He was nowhere to be seen, but seemed ubiquitous as references to him were everywhere, as the Swans hosted the Crows.
From Swans chairman Andrew Pridham in his pre-match address, describing the events of the past week in which Goodes chose to take a break from the game following persistent vilification by opposing fans, to moments before and during the game.
Many banners at the ground bore messages of support for Goodes, mentioning him by name or guernsey number.
A video package featuring Goodes played in the last 60 seconds before the first bounce, produced loud cheers from Sydney supporters, with Adelaide fans showing their support by waving an indigenous flag.
Once the game started, it took just 54 seconds for an indigenous celebration.
Lewis Jetta, who performed a war dance in support of Goodes after kicking a goal against West Coast last Sunday, did another celebratory dance after splitting the posts on the run from 52 metres.
The Swans’ other indigenous star Lance Franklin goaled from each of his first three kicks in the first half, but was content with a more-conventional arm raised-type celebration.
One Sydney player who unsurprisingly drew some boos from Adelaide fans was former Crow Kurt Tippett, who kicked three first-quarter goals in his first appearance against his old club.
Acknowledging Goodes’ guernsey number of 37, Sydney fans stood and cheered at the seven-minute mark of the third quarter.
Before the game, Pridham described Goodes as a great leader, educator and philanthropist and said Sydney’s games’ record holder had been subjected to relentless booing because he was Aboriginal and had the courage to stand and speak about matters close to his heart.
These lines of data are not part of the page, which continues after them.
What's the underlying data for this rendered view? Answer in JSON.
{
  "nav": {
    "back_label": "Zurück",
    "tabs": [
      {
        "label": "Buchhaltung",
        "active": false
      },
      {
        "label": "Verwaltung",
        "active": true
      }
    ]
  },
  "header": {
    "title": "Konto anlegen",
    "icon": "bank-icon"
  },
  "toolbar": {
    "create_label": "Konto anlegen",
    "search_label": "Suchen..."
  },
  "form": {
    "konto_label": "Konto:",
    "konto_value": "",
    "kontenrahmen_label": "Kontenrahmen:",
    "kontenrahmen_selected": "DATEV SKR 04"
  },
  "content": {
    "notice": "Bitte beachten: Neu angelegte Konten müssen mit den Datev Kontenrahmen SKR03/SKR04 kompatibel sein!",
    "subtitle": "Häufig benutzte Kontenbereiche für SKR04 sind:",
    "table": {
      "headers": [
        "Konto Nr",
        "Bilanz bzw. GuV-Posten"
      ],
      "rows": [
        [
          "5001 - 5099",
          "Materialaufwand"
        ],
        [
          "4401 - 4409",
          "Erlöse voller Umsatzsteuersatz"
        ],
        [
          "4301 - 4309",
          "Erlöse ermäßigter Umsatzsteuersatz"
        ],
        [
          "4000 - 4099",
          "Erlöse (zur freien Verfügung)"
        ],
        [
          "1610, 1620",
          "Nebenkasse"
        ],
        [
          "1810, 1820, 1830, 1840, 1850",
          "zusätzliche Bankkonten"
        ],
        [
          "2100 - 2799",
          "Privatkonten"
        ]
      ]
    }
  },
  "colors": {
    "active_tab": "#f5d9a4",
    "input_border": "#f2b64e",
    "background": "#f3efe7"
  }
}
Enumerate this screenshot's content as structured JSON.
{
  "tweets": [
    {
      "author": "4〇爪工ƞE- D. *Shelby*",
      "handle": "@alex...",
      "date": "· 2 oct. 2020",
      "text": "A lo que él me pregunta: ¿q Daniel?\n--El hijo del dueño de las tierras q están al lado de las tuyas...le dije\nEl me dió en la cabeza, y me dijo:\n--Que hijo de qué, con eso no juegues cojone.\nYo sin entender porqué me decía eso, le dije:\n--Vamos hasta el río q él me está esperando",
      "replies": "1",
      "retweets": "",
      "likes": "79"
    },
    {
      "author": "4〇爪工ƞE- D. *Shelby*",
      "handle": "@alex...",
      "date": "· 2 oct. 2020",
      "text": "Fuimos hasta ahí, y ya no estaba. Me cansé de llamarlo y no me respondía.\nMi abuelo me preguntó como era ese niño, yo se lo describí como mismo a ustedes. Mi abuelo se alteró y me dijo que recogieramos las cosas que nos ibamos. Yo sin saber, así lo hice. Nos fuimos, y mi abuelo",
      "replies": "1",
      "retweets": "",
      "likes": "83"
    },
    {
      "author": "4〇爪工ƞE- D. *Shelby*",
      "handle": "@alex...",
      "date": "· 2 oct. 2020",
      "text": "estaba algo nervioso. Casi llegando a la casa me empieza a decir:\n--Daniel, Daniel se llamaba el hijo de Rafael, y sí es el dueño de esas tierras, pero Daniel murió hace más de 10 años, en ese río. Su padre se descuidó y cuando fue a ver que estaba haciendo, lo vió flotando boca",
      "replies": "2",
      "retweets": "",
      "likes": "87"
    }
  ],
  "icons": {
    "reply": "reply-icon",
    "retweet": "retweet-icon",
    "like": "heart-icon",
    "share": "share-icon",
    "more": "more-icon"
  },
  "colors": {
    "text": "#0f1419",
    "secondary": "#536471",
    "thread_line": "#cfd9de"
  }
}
He compared Goodes’ stand to that of legendary American civil rights activist Rosa Parkes and slammed media pundits who refused to view the booing of the Sydney star as racism.
“I believe that the events of the last week are a seminal moment in our history – perhaps it was a moment that our nation needed to have,” Pridham said.
“Adam did not choose any of this to happen to him.”
“Adam did not choose to be called an ape.
“Adam could not analyse in a matter of seconds whether the person who called him that was 13 years old; he couldn’t analyse in seconds that the security guards may have been overzealous in her ejection; he couldn’t analyse her family background.
“Adam did not choose to be Australian of the Year.
“His football brilliance has thrust him into the national spotlight.
“Adam has achieved great things and today we have seen he has shaken the nation’s conscience.
“Some find his message and actions confronting.
“The issue of racism is so deep-seated, nothing short of confronting can change the tide of generations of prejudice – some disgraceful media commentary from people of some profile either seeking ratings or relevance; taking the contrary view for the sake of it even though the contrary argument is hopelessly outdated and flawed.”